● **What this task involves**
All lines holding the word "aplicación" should be located in the records and copied.

● **Records to process**

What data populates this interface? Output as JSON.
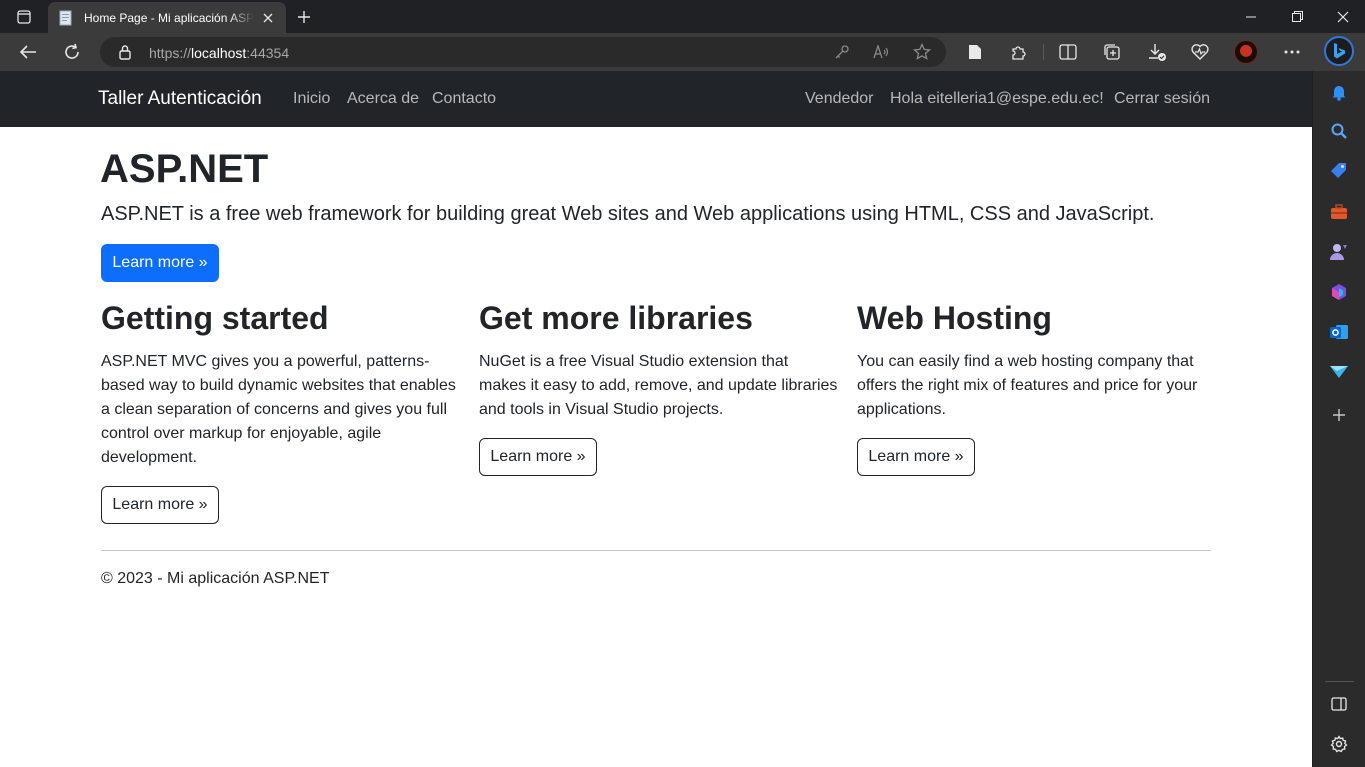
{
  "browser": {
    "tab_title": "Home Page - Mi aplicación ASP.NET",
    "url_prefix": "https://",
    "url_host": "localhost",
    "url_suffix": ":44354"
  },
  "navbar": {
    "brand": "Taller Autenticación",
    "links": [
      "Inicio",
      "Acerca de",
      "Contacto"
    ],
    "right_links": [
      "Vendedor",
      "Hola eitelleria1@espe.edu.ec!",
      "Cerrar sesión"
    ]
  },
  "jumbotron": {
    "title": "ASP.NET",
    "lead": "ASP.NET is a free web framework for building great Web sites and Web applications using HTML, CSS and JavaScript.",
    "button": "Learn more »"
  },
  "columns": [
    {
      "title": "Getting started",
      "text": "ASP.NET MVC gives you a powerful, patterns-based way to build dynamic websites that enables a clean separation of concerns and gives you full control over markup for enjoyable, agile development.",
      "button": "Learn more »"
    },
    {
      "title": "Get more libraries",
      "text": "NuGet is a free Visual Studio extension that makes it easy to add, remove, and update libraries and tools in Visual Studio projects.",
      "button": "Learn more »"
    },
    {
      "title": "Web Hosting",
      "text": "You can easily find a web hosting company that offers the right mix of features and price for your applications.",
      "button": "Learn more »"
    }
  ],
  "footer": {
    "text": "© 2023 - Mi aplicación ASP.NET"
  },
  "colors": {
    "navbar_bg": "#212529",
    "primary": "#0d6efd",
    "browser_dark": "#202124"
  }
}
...
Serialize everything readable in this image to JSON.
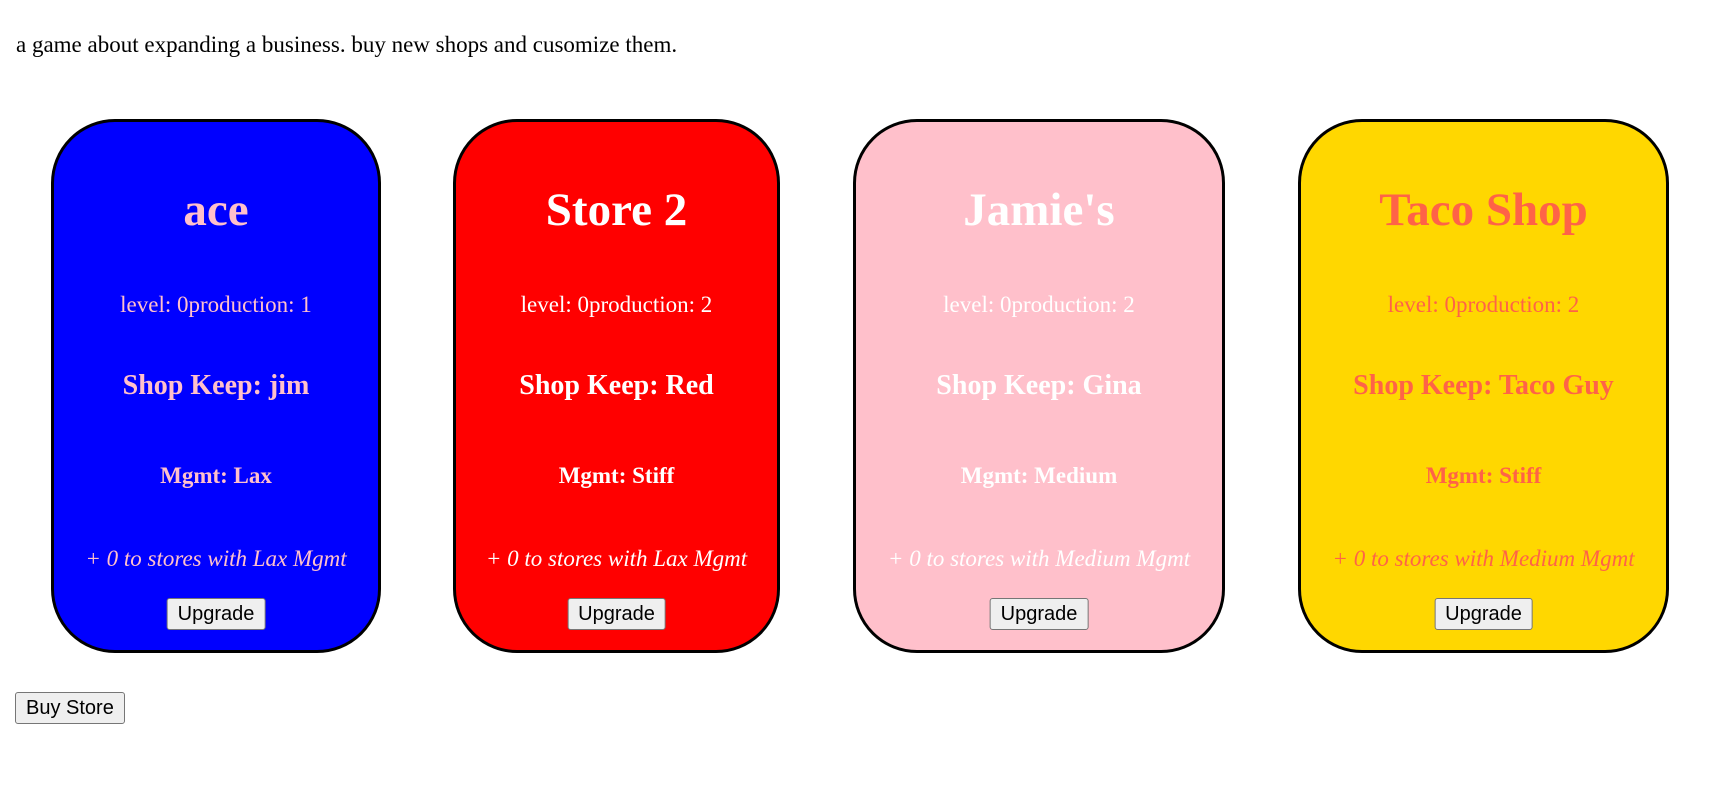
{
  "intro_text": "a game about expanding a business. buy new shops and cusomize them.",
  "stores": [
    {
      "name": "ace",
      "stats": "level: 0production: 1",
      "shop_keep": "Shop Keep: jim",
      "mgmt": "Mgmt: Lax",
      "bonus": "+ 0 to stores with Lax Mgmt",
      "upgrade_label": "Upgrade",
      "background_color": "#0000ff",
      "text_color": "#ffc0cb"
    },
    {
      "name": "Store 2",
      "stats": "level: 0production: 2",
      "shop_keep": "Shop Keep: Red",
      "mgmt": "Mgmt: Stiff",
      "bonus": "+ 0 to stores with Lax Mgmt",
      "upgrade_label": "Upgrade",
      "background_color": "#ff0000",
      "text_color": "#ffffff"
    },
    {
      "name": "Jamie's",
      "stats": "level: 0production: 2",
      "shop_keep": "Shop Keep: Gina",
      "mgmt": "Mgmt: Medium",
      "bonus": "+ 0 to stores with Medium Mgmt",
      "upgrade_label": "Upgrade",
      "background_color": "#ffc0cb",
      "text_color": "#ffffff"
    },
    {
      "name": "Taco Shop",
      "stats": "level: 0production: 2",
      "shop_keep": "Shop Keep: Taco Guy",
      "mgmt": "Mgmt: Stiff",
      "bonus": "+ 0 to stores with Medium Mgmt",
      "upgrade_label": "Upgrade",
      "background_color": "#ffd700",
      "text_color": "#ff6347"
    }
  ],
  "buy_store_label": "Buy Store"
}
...
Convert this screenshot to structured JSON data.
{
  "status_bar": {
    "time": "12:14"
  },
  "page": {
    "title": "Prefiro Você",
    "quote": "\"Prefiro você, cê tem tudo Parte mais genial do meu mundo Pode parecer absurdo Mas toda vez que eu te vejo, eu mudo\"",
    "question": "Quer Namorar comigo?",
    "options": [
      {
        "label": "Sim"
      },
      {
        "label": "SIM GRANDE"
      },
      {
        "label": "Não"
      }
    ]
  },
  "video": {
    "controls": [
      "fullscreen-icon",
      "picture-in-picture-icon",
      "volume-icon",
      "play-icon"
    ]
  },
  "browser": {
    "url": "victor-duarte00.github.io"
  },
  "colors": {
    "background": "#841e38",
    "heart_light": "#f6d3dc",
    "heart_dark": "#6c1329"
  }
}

● **Response to this task**
    "tab_title": "Home Page - Mi aplicación ASP.NET",
    "text": "© 2023 - Mi aplicación ASP.NET"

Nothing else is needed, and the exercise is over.